-- DATA RECORDS follows --

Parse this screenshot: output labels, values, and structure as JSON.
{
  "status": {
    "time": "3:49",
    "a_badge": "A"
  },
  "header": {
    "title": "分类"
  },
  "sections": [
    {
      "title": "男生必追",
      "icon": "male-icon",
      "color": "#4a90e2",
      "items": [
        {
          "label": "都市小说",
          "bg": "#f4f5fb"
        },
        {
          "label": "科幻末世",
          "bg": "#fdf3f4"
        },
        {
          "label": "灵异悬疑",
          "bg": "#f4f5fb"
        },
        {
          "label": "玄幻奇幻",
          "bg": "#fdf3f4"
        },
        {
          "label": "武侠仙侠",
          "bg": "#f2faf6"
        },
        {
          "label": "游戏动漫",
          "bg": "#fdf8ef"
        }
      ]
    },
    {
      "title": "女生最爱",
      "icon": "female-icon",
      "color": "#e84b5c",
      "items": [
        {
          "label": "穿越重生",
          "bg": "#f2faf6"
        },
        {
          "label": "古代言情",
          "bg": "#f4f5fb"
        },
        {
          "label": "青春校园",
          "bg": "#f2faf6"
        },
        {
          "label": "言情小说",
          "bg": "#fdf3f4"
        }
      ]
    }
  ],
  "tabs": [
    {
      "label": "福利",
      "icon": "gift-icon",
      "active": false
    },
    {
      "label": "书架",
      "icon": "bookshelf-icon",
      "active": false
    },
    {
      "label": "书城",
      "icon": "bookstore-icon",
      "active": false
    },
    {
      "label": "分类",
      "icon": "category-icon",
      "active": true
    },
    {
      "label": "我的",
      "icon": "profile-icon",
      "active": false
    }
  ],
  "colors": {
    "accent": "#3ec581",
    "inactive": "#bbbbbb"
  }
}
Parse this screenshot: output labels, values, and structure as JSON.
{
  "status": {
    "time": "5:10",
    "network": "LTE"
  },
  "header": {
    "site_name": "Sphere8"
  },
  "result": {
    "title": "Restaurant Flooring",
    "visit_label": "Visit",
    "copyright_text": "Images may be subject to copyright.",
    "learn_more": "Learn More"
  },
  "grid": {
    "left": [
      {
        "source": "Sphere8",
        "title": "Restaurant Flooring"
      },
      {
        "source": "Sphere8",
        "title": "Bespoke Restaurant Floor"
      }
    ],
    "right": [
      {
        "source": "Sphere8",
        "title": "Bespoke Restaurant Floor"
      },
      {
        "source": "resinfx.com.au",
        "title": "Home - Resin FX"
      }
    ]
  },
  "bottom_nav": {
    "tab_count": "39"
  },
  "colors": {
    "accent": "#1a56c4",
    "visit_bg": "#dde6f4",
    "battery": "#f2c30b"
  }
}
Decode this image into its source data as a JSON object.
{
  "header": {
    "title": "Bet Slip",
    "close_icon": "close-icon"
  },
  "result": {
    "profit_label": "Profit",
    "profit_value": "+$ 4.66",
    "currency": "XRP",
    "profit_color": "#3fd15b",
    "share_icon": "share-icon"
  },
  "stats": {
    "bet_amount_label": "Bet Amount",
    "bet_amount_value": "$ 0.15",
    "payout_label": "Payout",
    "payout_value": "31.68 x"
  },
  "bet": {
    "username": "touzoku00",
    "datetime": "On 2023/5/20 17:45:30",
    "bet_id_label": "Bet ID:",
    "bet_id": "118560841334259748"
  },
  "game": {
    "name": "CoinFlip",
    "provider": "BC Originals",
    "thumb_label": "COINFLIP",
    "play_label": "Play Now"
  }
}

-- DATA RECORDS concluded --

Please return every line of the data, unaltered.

WRITTEN SOLUTION:
Parse this screenshot: output labels, values, and structure as JSON.
{
  "status": {
    "time": "3:49",
    "a_badge": "A"
  },
  "header": {
    "title": "分类"
  },
  "sections": [
    {
      "title": "男生必追",
      "icon": "male-icon",
      "color": "#4a90e2",
      "items": [
        {
          "label": "都市小说",
          "bg": "#f4f5fb"
        },
        {
          "label": "科幻末世",
          "bg": "#fdf3f4"
        },
        {
          "label": "灵异悬疑",
          "bg": "#f4f5fb"
        },
        {
          "label": "玄幻奇幻",
          "bg": "#fdf3f4"
        },
        {
          "label": "武侠仙侠",
          "bg": "#f2faf6"
        },
        {
          "label": "游戏动漫",
          "bg": "#fdf8ef"
        }
      ]
    },
    {
      "title": "女生最爱",
      "icon": "female-icon",
      "color": "#e84b5c",
      "items": [
        {
          "label": "穿越重生",
          "bg": "#f2faf6"
        },
        {
          "label": "古代言情",
          "bg": "#f4f5fb"
        },
        {
          "label": "青春校园",
          "bg": "#f2faf6"
        },
        {
          "label": "言情小说",
          "bg": "#fdf3f4"
        }
      ]
    }
  ],
  "tabs": [
    {
      "label": "福利",
      "icon": "gift-icon",
      "active": false
    },
    {
      "label": "书架",
      "icon": "bookshelf-icon",
      "active": false
    },
    {
      "label": "书城",
      "icon": "bookstore-icon",
      "active": false
    },
    {
      "label": "分类",
      "icon": "category-icon",
      "active": true
    },
    {
      "label": "我的",
      "icon": "profile-icon",
      "active": false
    }
  ],
  "colors": {
    "accent": "#3ec581",
    "inactive": "#bbbbbb"
  }
}
Parse this screenshot: output labels, values, and structure as JSON.
{
  "status": {
    "time": "5:10",
    "network": "LTE"
  },
  "header": {
    "site_name": "Sphere8"
  },
  "result": {
    "title": "Restaurant Flooring",
    "visit_label": "Visit",
    "copyright_text": "Images may be subject to copyright.",
    "learn_more": "Learn More"
  },
  "grid": {
    "left": [
      {
        "source": "Sphere8",
        "title": "Restaurant Flooring"
      },
      {
        "source": "Sphere8",
        "title": "Bespoke Restaurant Floor"
      }
    ],
    "right": [
      {
        "source": "Sphere8",
        "title": "Bespoke Restaurant Floor"
      },
      {
        "source": "resinfx.com.au",
        "title": "Home - Resin FX"
      }
    ]
  },
  "bottom_nav": {
    "tab_count": "39"
  },
  "colors": {
    "accent": "#1a56c4",
    "visit_bg": "#dde6f4",
    "battery": "#f2c30b"
  }
}
Decode this image into its source data as a JSON object.
{
  "header": {
    "title": "Bet Slip",
    "close_icon": "close-icon"
  },
  "result": {
    "profit_label": "Profit",
    "profit_value": "+$ 4.66",
    "currency": "XRP",
    "profit_color": "#3fd15b",
    "share_icon": "share-icon"
  },
  "stats": {
    "bet_amount_label": "Bet Amount",
    "bet_amount_value": "$ 0.15",
    "payout_label": "Payout",
    "payout_value": "31.68 x"
  },
  "bet": {
    "username": "touzoku00",
    "datetime": "On 2023/5/20 17:45:30",
    "bet_id_label": "Bet ID:",
    "bet_id": "118560841334259748"
  },
  "game": {
    "name": "CoinFlip",
    "provider": "BC Originals",
    "thumb_label": "COINFLIP",
    "play_label": "Play Now"
  }
}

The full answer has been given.